Efficacy of Extended Release Tramadol for Treating Prescription Opioid Withdrawal

Grants and Contracts Details


Approximately 1.7 million people in the United States met diagnostic criteria for prescription opioid abuse or dependence in 2007 and more than 2 million people initiated misuse of these medications in the last three years of the National Survey of Drug Use and Health. Given that opioid addiction is known to be chronic and relapsing and cause individual and societal public health problems (individual morbidity and mortality, increased transmission of infectious diseases, and crime), more efficacious treatment options for this disorder are needed. Currently approved maintenance medications for opioid dependence, while efficacious, have been hampered by limited patient acceptance (naltrexone), limited availability (methadone), and concerns about diversion (methadone and buprenorphine). Tramadol, an atypical analgesic with opioid agonist activity that is uncontrolled by the Controlled Substances Act, has reduced abuse potential relative to other full muopioid agonists and may be an effective treatment for opioid dependence. This two-week randomized, placebo-controlled inpatient study has two phases, each with one primary aim. Phase 1 (Days 1-7) will evaluate the withdrawal suppression efficacy of extended release (ER) tramadol for treatment of short-acting prescription opioid withdrawal. Phase 2 (Days 8-14) will assess the characteristics and severity of withdrawal from acute cessation of ER tramadol dosing and will provide further information about the strength of opioid agonist effects and dependence potential produced by tramadol. Persons age 18-55 years old with a positive observed opioid urine specimen, self-report of use of a short-acting opioid at least 21 out of the last 30 days, meeting diagnostic criteria for prescription opioid dependence (otherwise healthy) will be eligible for inpatient admission to the residential research unit. After the first overnight stay (to ensure a period of opioid abstinence), participants showing observable signs of opioid withdrawal will be randomized to one of three double-blind treatments: placebo or ER tramadol (400 or 800 mg daily given as two divided doses of matched capsules). Stratification will occur based on three levels of objective opioid withdrawal severity (low, medium, and high) as assessed by trained staff immediately prior to randomization. Twelve subjects will be needed to complete each treatment arm (n=36). Tramadol doses will be escalated over the first 24 hours to decrease chance of side effects. Ancillary medications are available to all groups to treat breakthrough withdrawal. Primary outcome measures include the participant-rated Opioid Adjectives Questionnaire Withdrawal Scale and amount of ancillary medication used for breakthrough opioid withdrawal during each Phase of the study. Numerous secondary outcome measures will be collected. The data gathered from this study will provide novel and important information regarding the dose-related withdrawal suppression efficacy of ER tramadol and determine whether tramadol produces a withdrawal syndrome after acute cessation. These results will be used to determine if a larger-scale evaluation of tramadol for prescription opioid dependence is warranted.
Effective start/end date8/15/092/28/13

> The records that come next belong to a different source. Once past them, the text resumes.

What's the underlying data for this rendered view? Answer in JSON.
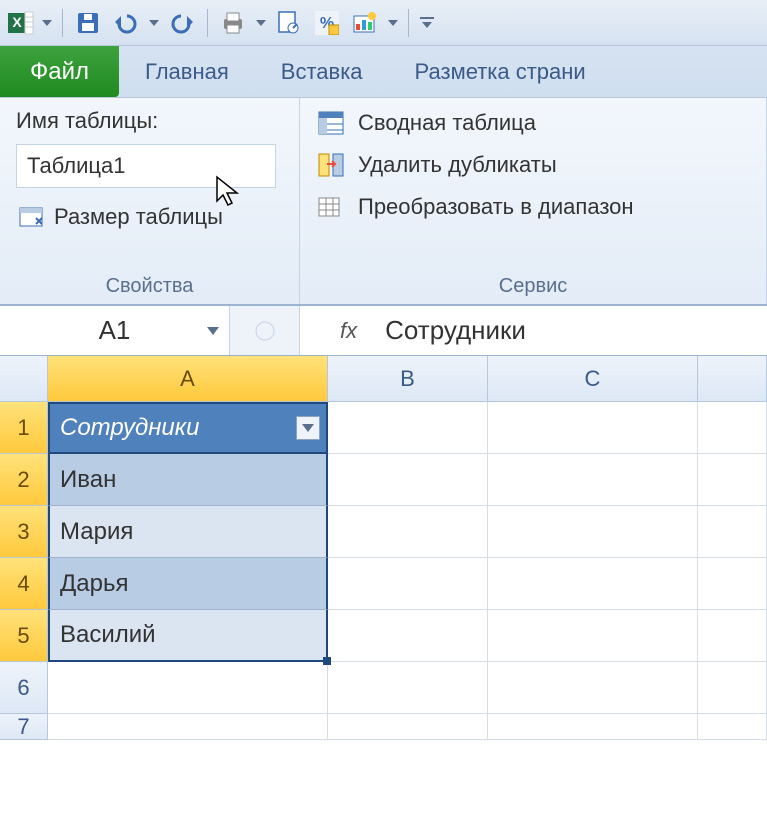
{
  "qat": {
    "excel_letter": "X"
  },
  "tabs": {
    "file": "Файл",
    "home": "Главная",
    "insert": "Вставка",
    "layout": "Разметка страни"
  },
  "ribbon": {
    "properties": {
      "table_name_label": "Имя таблицы:",
      "table_name_value": "Таблица1",
      "resize_table": "Размер таблицы",
      "group_label": "Свойства"
    },
    "tools": {
      "pivot": "Сводная таблица",
      "dedup": "Удалить дубликаты",
      "convert": "Преобразовать в диапазон",
      "group_label": "Сервис"
    }
  },
  "formula_bar": {
    "name_box": "A1",
    "fx_label": "fx",
    "content": "Сотрудники"
  },
  "grid": {
    "columns": [
      "A",
      "B",
      "C"
    ],
    "active_col": "A",
    "rows": [
      "1",
      "2",
      "3",
      "4",
      "5",
      "6",
      "7"
    ],
    "active_rows": [
      "1",
      "2",
      "3",
      "4",
      "5"
    ],
    "table_header": "Сотрудники",
    "table_data": [
      "Иван",
      "Мария",
      "Дарья",
      "Василий"
    ]
  }
}
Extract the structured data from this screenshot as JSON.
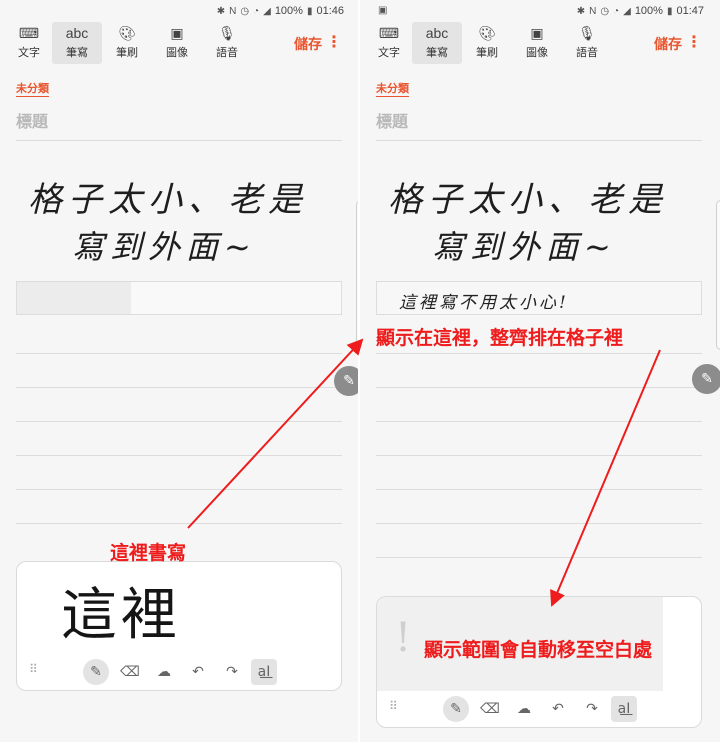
{
  "left": {
    "status": {
      "time": "01:46",
      "battery": "100%"
    },
    "toolbar": {
      "items": [
        {
          "icon": "keyboard-icon",
          "label": "文字"
        },
        {
          "icon": "abc",
          "label": "筆寫"
        },
        {
          "icon": "palette-icon",
          "label": "筆刷"
        },
        {
          "icon": "image-icon",
          "label": "圖像"
        },
        {
          "icon": "mic-icon",
          "label": "語音"
        }
      ],
      "save_label": "儲存"
    },
    "category": "未分類",
    "title_placeholder": "標題",
    "handwriting_line1": "格子太小、老是",
    "handwriting_line2": "寫到外面∼",
    "input_handwriting": "這裡"
  },
  "right": {
    "status": {
      "time": "01:47",
      "battery": "100%"
    },
    "toolbar": {
      "items": [
        {
          "icon": "keyboard-icon",
          "label": "文字"
        },
        {
          "icon": "abc",
          "label": "筆寫"
        },
        {
          "icon": "palette-icon",
          "label": "筆刷"
        },
        {
          "icon": "image-icon",
          "label": "圖像"
        },
        {
          "icon": "mic-icon",
          "label": "語音"
        }
      ],
      "save_label": "儲存"
    },
    "category": "未分類",
    "title_placeholder": "標題",
    "handwriting_line1": "格子太小、老是",
    "handwriting_line2": "寫到外面∼",
    "typed_text": "這裡寫不用太小心!"
  },
  "annotations": {
    "write_here": "這裡書寫",
    "shown_here": "顯示在這裡，整齊排在格子裡",
    "auto_move": "顯示範圍會自動移至空白處"
  },
  "colors": {
    "accent": "#e8552e",
    "annotation": "#ee1c1c"
  }
}
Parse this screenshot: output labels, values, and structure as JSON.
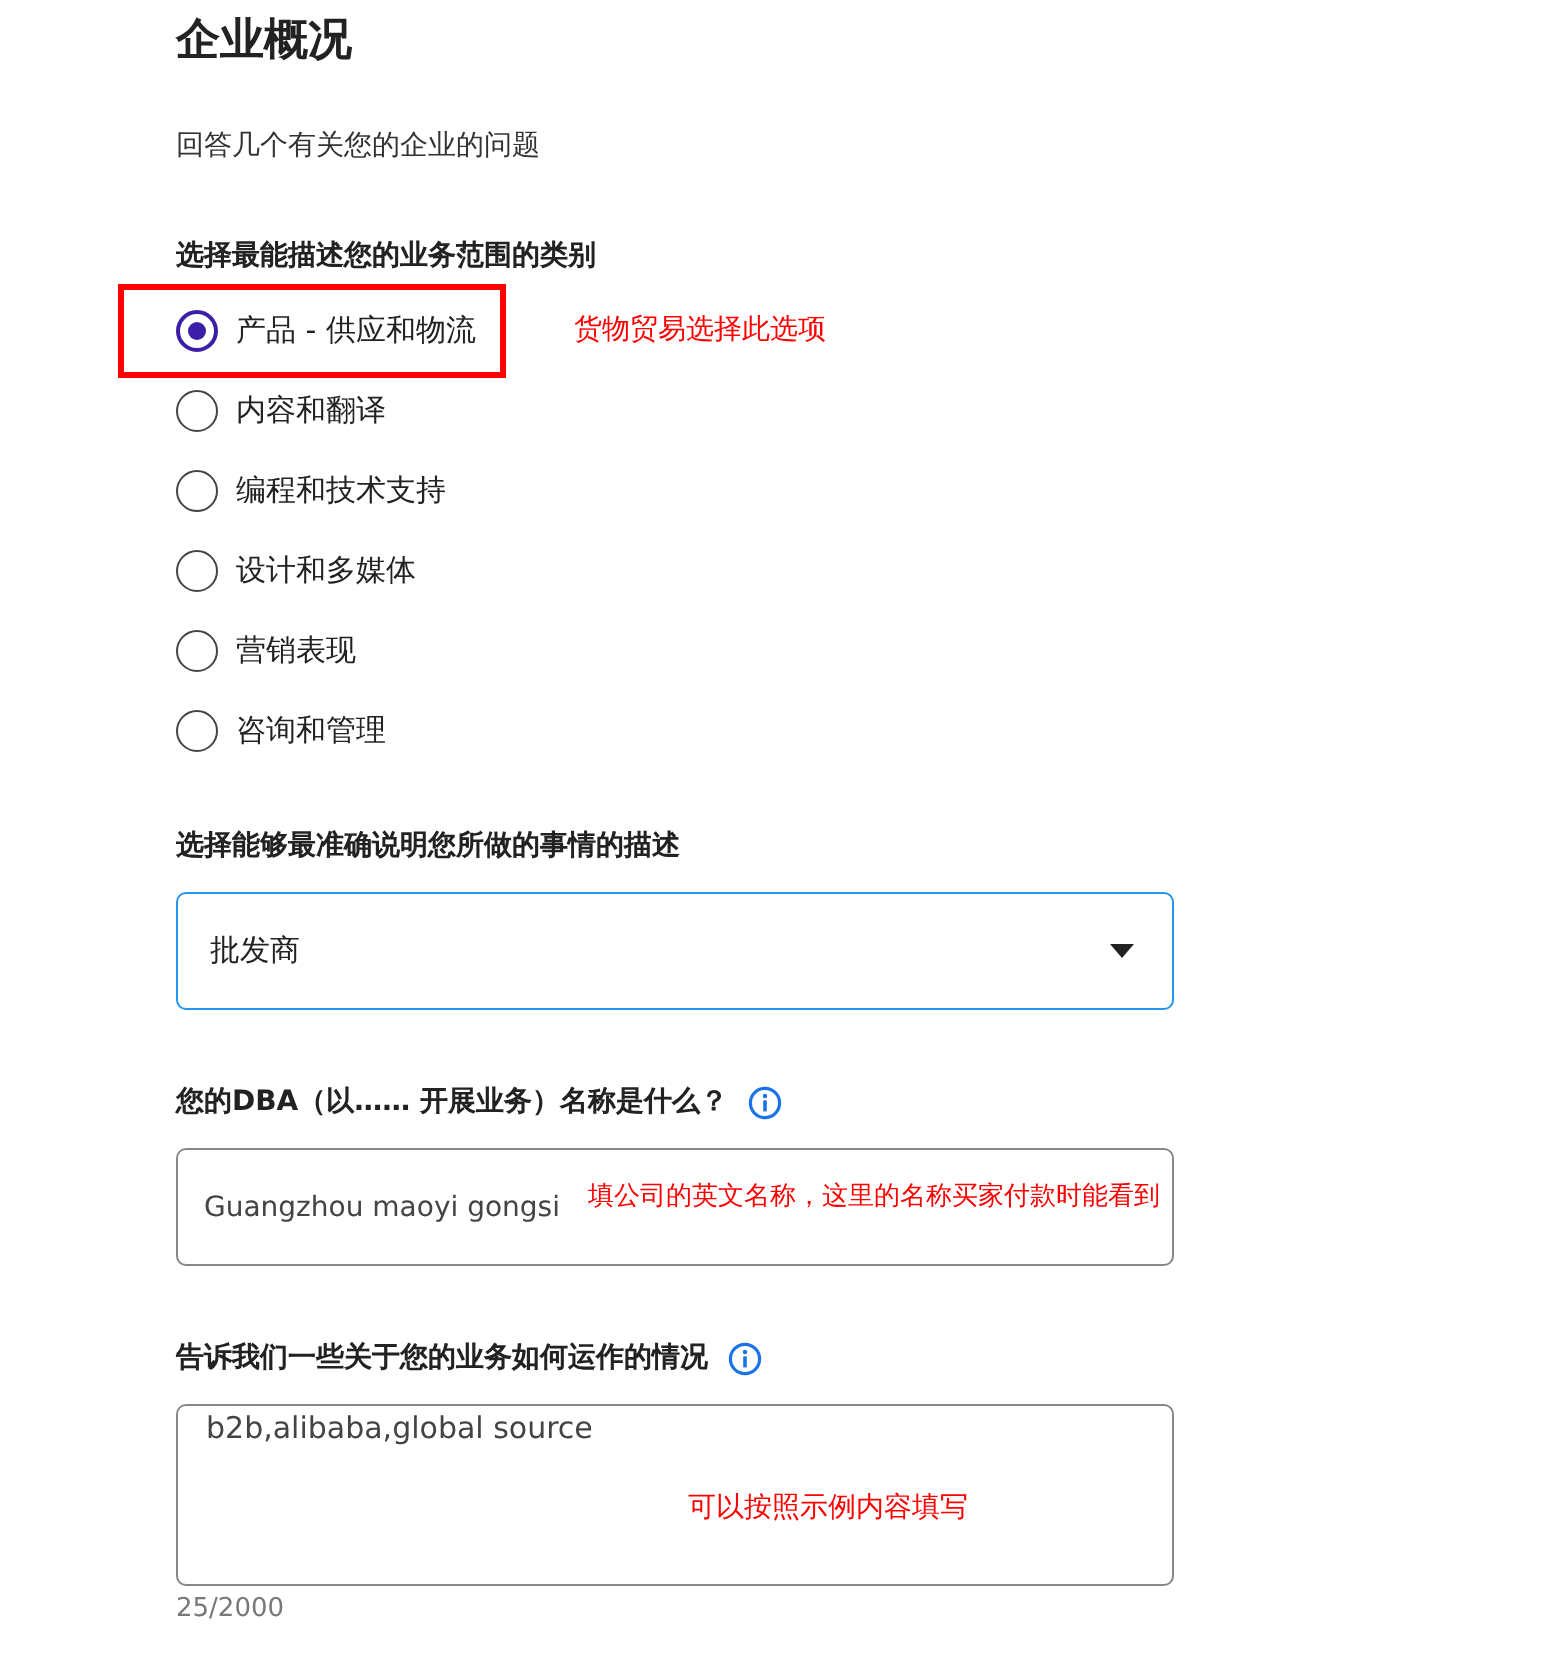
{
  "title": "企业概况",
  "subtitle": "回答几个有关您的企业的问题",
  "category": {
    "label": "选择最能描述您的业务范围的类别",
    "options": [
      {
        "label": "产品 - 供应和物流",
        "selected": true,
        "highlighted": true,
        "note": "货物贸易选择此选项"
      },
      {
        "label": "内容和翻译",
        "selected": false,
        "highlighted": false
      },
      {
        "label": "编程和技术支持",
        "selected": false,
        "highlighted": false
      },
      {
        "label": "设计和多媒体",
        "selected": false,
        "highlighted": false
      },
      {
        "label": "营销表现",
        "selected": false,
        "highlighted": false
      },
      {
        "label": "咨询和管理",
        "selected": false,
        "highlighted": false
      }
    ]
  },
  "description": {
    "label": "选择能够最准确说明您所做的事情的描述",
    "value": "批发商"
  },
  "dba": {
    "label": "您的DBA（以…… 开展业务）名称是什么？",
    "value": "Guangzhou maoyi gongsi",
    "note": "填公司的英文名称，这里的名称买家付款时能看到"
  },
  "operation": {
    "label": "告诉我们一些关于您的业务如何运作的情况",
    "value": "b2b,alibaba,global source",
    "counter": "25/2000",
    "note": "可以按照示例内容填写"
  }
}
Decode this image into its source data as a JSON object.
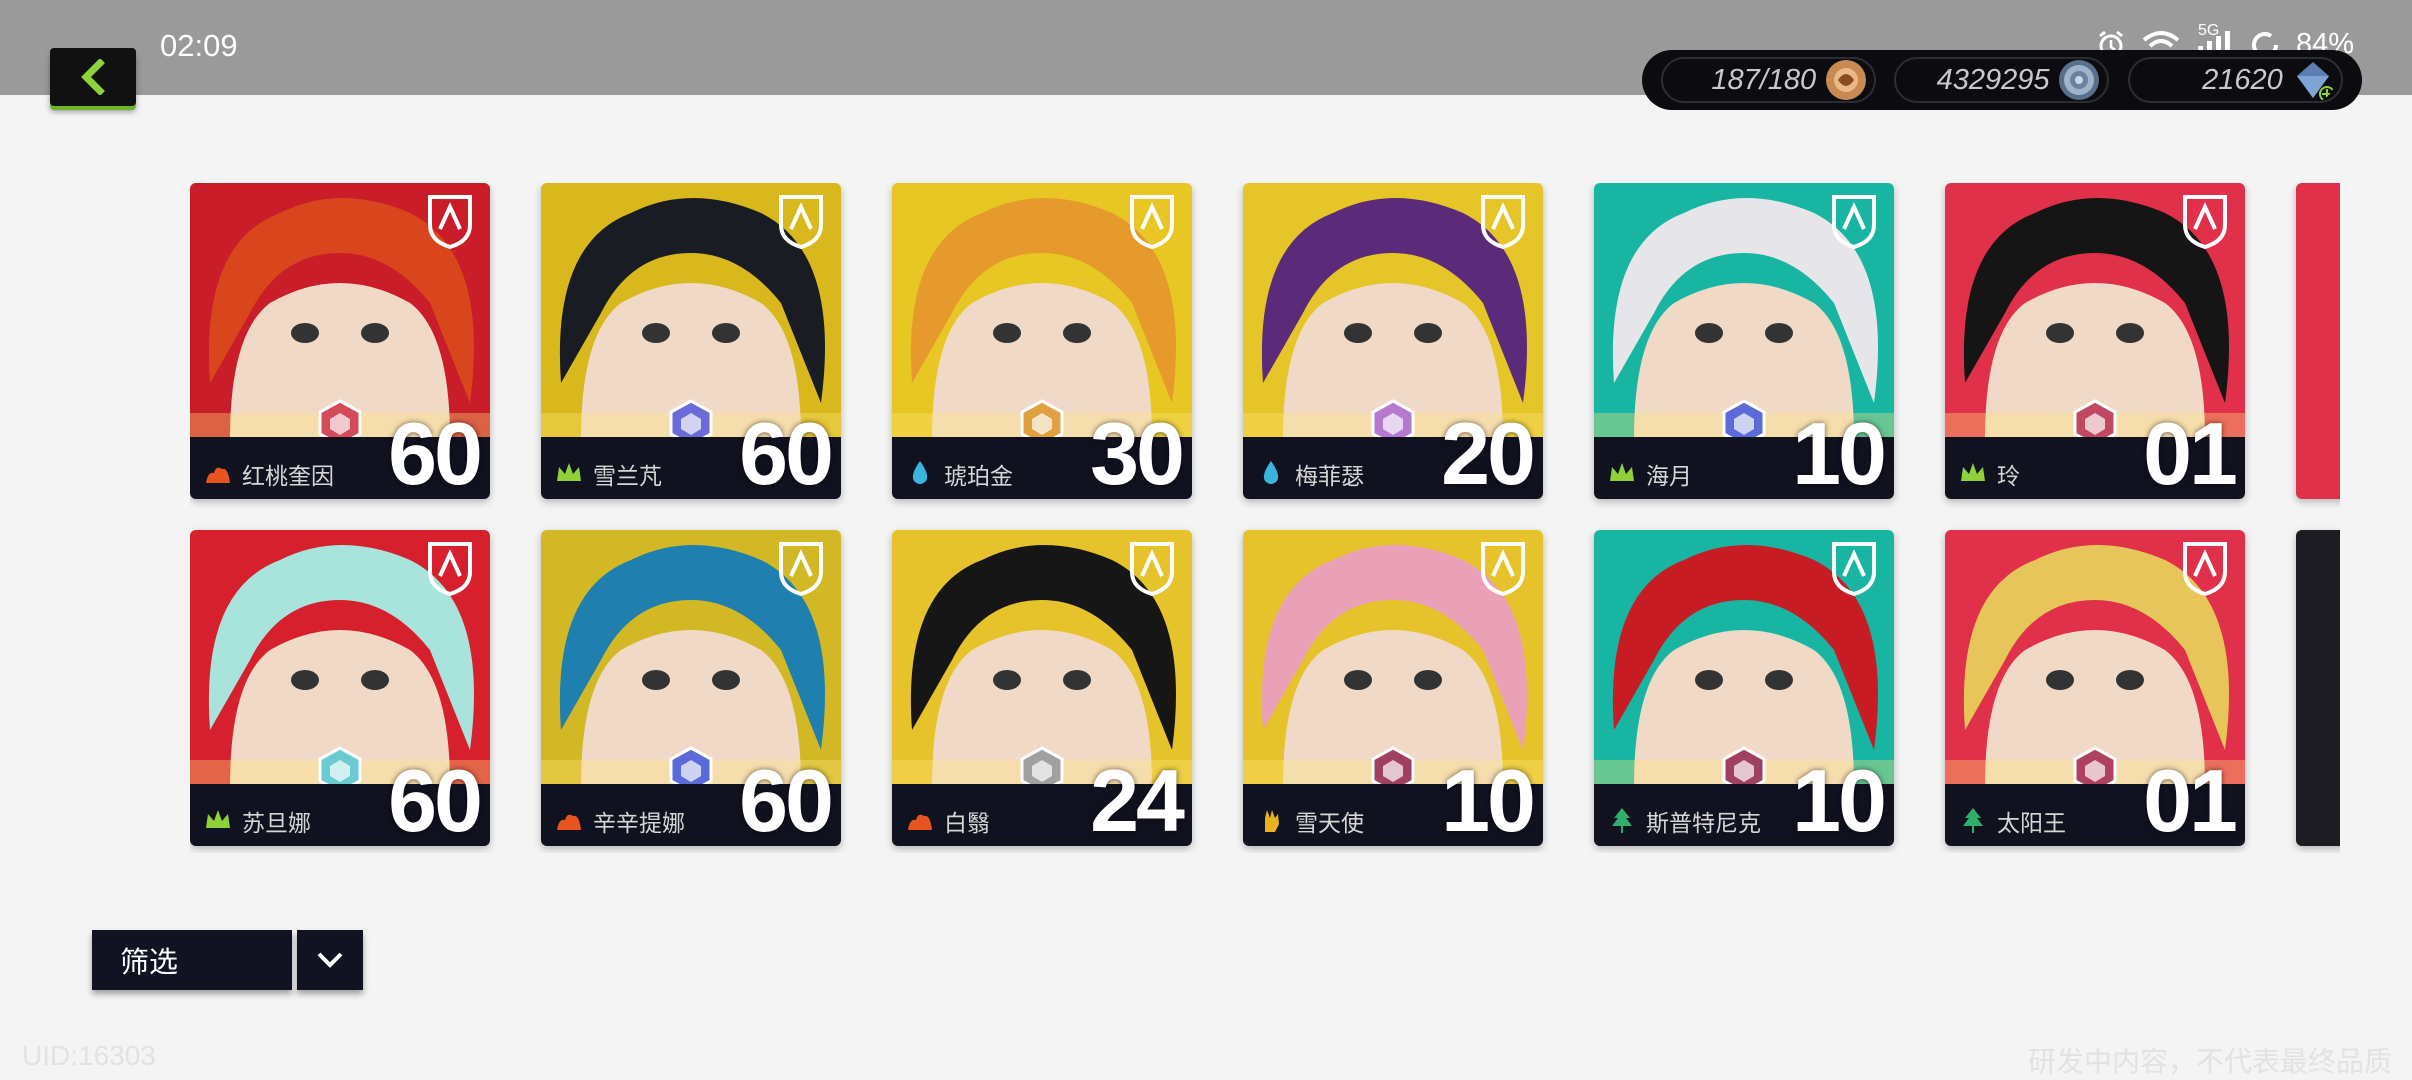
{
  "status_bar": {
    "time": "02:09",
    "signal_label": "5G",
    "battery": "84%"
  },
  "resources": [
    {
      "value": "187/180",
      "icon": "stamina-icon",
      "color": "#c98a52"
    },
    {
      "value": "4329295",
      "icon": "coin-icon",
      "color": "#7f97b4"
    },
    {
      "value": "21620",
      "icon": "gem-icon",
      "color": "#5a7fb0"
    }
  ],
  "characters": [
    {
      "name": "红桃奎因",
      "level": "60",
      "bg": "#c91d2a",
      "element": "fire-icon",
      "element_color": "#e8541e",
      "rank_color": "#d44a5a",
      "hair": "#d9451c"
    },
    {
      "name": "雪兰芃",
      "level": "60",
      "bg": "#d9b81d",
      "element": "crown-icon",
      "element_color": "#8fd13a",
      "rank_color": "#6a6ad8",
      "hair": "#1a1c24"
    },
    {
      "name": "琥珀金",
      "level": "30",
      "bg": "#e8c624",
      "element": "water-drop-icon",
      "element_color": "#3bb4e0",
      "rank_color": "#e0a040",
      "hair": "#e79a2c"
    },
    {
      "name": "梅菲瑟",
      "level": "20",
      "bg": "#e6c528",
      "element": "water-drop-icon",
      "element_color": "#3bb4e0",
      "rank_color": "#b679d0",
      "hair": "#5b2b7a"
    },
    {
      "name": "海月",
      "level": "10",
      "bg": "#18b5a3",
      "element": "crown-icon",
      "element_color": "#8fd13a",
      "rank_color": "#5a6ad8",
      "hair": "#e6e6ea"
    },
    {
      "name": "玲",
      "level": "01",
      "bg": "#e0304a",
      "element": "crown-icon",
      "element_color": "#8fd13a",
      "rank_color": "#c04860",
      "hair": "#151515"
    },
    {
      "name": "苏旦娜",
      "level": "60",
      "bg": "#d6202e",
      "element": "crown-icon",
      "element_color": "#8fd13a",
      "rank_color": "#6acbd0",
      "hair": "#a8e4dc"
    },
    {
      "name": "辛辛提娜",
      "level": "60",
      "bg": "#d3b826",
      "element": "fire-icon",
      "element_color": "#e8541e",
      "rank_color": "#5a6ad8",
      "hair": "#1f7fae"
    },
    {
      "name": "白翳",
      "level": "24",
      "bg": "#e6c32a",
      "element": "fire-icon",
      "element_color": "#e8541e",
      "rank_color": "#a0a0a0",
      "hair": "#161616"
    },
    {
      "name": "雪天使",
      "level": "10",
      "bg": "#e6c32a",
      "element": "hand-icon",
      "element_color": "#e8b21e",
      "rank_color": "#a04060",
      "hair": "#eaa0b6"
    },
    {
      "name": "斯普特尼克",
      "level": "10",
      "bg": "#18b5a3",
      "element": "tree-icon",
      "element_color": "#2fb06a",
      "rank_color": "#a04060",
      "hair": "#c81c24"
    },
    {
      "name": "太阳王",
      "level": "01",
      "bg": "#e0304a",
      "element": "tree-icon",
      "element_color": "#2fb06a",
      "rank_color": "#b04060",
      "hair": "#e6c65a"
    }
  ],
  "filter": {
    "label": "筛选"
  },
  "footer": {
    "uid": "UID:16303",
    "disclaimer": "研发中内容，不代表最终品质"
  }
}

  • National Institute on Drug Abuse: $1,095,299.00


Explore the research topics touched on by this project. These labels are generated based on the underlying awards/grants. Together they form a unique fingerprint.